While Amazon's Prime Day sales have been pretty disappointing, there's always something worth checking out in the Play Store. The discounts might not be as drastic or as great in number, but they last more than 30 seconds, so you've got a shot at taking advantage.
The Time Warner Cable app is somewhat of a luxury reserved exclusively for paying customers. Like competing TV subscription add-ons, it provides the ability to watch shows on your Android device and a way to control the tube other than reaching for the remote. Version 4.0 updates the experience with a new look.
The changes may require a double take. The toolbar remains largely the same, with Live TV, Guide, DVR Manager, and On Demand spread across the top. The user interface tucked away under each category has received an overhaul. Things are flatter now. It's not material, but it's more Lollipop-y than Gingerbread-y.
The Galaxy S6 has been out for three months now, so it's time to revisit this phone and see if any of my feelings from the original review have evolved. At the time this seemed like a pretty fantastic phone with few drawbacks. Samsung made a lot of changes with this year's Galaxy flagship, so does it also avoid some of the long-term pitfalls of past phones? Let's find out.
Remember that awesome credits sequence from Lord of War? Imagine that as an artsy 2D silhouette game, and you might get something close to Redden. This touch-based shooting title has mechanics that are incredibly simple, but the stylish presentation and unique take on the story make it worth a look if you want something different. Redden is $2.44 in the Play Store and has no advertising or in-app purchases, at least at launch.

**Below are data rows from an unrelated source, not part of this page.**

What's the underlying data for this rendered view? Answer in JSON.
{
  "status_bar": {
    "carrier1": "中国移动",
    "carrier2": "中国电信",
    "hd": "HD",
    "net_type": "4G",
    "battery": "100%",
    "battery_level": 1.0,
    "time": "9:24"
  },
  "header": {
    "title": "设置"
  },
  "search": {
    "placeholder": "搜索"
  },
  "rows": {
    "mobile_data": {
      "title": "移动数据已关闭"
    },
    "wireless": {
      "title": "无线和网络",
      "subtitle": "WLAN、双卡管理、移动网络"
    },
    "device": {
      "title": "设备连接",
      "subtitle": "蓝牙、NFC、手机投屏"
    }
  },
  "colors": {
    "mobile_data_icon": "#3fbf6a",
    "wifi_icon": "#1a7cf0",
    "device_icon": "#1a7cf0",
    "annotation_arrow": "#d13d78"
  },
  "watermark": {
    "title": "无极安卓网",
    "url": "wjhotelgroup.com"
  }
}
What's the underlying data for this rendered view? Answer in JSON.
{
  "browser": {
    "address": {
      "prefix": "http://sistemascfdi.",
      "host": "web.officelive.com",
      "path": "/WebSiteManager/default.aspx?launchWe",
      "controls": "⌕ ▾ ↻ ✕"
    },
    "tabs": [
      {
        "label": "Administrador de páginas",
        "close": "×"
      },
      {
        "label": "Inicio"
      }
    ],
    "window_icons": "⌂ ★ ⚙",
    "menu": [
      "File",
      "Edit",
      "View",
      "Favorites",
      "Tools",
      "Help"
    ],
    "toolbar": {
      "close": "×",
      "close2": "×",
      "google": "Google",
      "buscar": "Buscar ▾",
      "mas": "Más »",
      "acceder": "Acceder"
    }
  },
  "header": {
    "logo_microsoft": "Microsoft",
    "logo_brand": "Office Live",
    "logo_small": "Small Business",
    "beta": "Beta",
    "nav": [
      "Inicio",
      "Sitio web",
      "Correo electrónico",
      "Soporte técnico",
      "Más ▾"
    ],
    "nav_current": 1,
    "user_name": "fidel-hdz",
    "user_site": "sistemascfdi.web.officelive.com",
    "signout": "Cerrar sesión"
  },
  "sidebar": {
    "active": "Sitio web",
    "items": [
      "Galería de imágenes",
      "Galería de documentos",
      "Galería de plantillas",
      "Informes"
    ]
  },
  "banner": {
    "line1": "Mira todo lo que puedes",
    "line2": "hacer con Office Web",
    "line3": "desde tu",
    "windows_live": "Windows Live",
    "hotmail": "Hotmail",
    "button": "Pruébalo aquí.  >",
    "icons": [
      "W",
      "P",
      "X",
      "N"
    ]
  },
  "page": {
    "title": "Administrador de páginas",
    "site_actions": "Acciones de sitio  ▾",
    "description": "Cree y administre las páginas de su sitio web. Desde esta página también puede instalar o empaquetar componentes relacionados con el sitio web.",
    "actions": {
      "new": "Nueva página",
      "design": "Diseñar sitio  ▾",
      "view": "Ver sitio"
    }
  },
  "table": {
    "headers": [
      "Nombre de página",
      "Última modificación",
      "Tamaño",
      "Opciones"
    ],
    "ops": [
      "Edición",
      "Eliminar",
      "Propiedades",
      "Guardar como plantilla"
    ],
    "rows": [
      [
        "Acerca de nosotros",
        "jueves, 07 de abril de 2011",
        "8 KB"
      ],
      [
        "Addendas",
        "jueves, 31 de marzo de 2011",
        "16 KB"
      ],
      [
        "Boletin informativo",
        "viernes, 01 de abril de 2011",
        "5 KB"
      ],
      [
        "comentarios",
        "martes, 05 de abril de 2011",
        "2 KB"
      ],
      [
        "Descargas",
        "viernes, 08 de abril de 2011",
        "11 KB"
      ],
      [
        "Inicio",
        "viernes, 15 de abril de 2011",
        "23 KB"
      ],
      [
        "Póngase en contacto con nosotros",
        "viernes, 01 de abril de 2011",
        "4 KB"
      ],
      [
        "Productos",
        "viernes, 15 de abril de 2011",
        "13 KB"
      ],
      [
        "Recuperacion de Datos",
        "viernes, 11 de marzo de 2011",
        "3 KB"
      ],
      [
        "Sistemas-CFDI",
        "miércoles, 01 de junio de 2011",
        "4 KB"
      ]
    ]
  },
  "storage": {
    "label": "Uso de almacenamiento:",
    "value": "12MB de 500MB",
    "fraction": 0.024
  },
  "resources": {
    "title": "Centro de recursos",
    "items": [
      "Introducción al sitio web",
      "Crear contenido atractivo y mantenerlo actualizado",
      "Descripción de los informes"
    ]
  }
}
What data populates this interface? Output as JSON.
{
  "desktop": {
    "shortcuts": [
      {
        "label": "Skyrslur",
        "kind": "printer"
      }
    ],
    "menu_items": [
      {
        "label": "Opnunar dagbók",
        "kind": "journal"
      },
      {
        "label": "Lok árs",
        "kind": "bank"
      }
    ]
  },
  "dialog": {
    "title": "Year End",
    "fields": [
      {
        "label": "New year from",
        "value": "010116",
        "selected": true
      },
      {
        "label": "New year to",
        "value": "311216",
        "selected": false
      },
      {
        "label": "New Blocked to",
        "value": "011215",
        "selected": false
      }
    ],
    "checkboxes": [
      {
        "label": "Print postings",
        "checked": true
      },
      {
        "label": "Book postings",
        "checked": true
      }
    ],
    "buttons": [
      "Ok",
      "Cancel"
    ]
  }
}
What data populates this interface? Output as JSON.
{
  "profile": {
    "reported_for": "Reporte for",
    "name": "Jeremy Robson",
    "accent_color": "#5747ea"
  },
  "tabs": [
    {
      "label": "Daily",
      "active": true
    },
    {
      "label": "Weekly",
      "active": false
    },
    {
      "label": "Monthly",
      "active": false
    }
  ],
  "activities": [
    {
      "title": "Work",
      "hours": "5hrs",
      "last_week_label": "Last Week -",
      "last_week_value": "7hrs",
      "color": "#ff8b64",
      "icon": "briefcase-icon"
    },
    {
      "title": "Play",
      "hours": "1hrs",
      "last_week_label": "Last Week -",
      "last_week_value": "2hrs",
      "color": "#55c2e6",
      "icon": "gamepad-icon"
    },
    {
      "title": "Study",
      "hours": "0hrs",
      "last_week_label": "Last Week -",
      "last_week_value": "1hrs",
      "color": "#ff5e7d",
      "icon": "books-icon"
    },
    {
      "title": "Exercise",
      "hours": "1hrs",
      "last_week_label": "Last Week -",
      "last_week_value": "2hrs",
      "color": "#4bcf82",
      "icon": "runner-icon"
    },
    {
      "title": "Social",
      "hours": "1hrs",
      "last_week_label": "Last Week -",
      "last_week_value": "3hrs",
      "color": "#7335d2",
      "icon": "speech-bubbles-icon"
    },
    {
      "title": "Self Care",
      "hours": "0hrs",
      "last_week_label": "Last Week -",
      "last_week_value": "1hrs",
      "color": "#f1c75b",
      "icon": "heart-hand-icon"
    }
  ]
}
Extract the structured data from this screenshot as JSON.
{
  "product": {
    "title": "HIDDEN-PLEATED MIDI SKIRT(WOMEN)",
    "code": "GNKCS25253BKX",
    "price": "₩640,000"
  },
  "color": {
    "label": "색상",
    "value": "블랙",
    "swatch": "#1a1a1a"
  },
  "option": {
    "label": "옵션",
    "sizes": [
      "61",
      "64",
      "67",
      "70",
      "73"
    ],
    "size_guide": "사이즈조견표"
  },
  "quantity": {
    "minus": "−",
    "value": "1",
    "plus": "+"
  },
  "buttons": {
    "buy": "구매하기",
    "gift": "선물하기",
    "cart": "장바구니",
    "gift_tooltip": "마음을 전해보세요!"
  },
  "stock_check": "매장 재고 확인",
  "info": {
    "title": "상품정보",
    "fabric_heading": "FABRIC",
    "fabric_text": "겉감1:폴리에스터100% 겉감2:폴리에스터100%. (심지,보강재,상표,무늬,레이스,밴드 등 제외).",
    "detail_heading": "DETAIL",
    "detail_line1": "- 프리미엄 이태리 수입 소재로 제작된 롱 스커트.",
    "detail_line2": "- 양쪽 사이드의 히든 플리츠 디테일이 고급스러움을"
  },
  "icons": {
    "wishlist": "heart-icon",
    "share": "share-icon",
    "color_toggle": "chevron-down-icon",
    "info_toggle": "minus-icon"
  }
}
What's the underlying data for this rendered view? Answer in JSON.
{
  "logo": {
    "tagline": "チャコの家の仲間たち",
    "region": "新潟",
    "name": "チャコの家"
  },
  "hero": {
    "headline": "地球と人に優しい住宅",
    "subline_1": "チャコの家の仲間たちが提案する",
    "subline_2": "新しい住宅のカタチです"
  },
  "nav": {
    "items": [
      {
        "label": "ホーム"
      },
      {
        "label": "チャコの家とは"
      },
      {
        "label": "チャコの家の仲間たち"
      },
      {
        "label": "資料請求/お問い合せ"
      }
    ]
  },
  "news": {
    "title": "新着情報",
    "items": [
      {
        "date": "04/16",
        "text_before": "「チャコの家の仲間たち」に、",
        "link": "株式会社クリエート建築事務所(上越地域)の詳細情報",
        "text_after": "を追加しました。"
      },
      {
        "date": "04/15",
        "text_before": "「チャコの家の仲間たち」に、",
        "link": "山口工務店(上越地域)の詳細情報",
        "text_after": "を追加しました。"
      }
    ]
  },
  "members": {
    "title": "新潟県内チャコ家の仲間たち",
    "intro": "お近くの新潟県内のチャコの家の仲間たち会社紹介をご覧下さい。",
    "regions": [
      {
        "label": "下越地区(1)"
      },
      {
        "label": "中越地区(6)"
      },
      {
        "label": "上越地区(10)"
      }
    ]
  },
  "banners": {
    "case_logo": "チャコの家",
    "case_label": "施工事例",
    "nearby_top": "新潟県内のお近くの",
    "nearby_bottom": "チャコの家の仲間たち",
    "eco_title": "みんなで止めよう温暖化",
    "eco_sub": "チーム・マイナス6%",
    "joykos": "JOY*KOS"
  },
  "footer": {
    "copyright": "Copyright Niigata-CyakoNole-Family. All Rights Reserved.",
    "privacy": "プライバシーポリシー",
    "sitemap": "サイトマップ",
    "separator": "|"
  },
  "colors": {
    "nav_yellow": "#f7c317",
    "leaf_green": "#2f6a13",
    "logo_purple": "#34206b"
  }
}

Redden begins in a derelict junk shop, where an animate iPhone talks smack to some of the older inhabitants, Brave Little Toaster-style. The story progresses as various weapons - an arrow, a kunai throwing knife, and a bullet - tell tales from their own perspectives.
Voicemails are terrible. Anyone willing to sit through the message and talk to a machine rather than send you a text message probably doesn't have good news. Android M will make the whole process a little less painful with native visual voicemail. It's just a basic implementation in the preview, and it won't work on all carriers just yet. Still, pretty cool.
That Nexus 6 deal from earlier only lasted a few seconds, but it looks like there's slightly less demand for the HTC One M9. The unlocked version of this device in gold is on sale for $544.99, which is over $100 off the regular price. It's a lightning deal, so hurry up.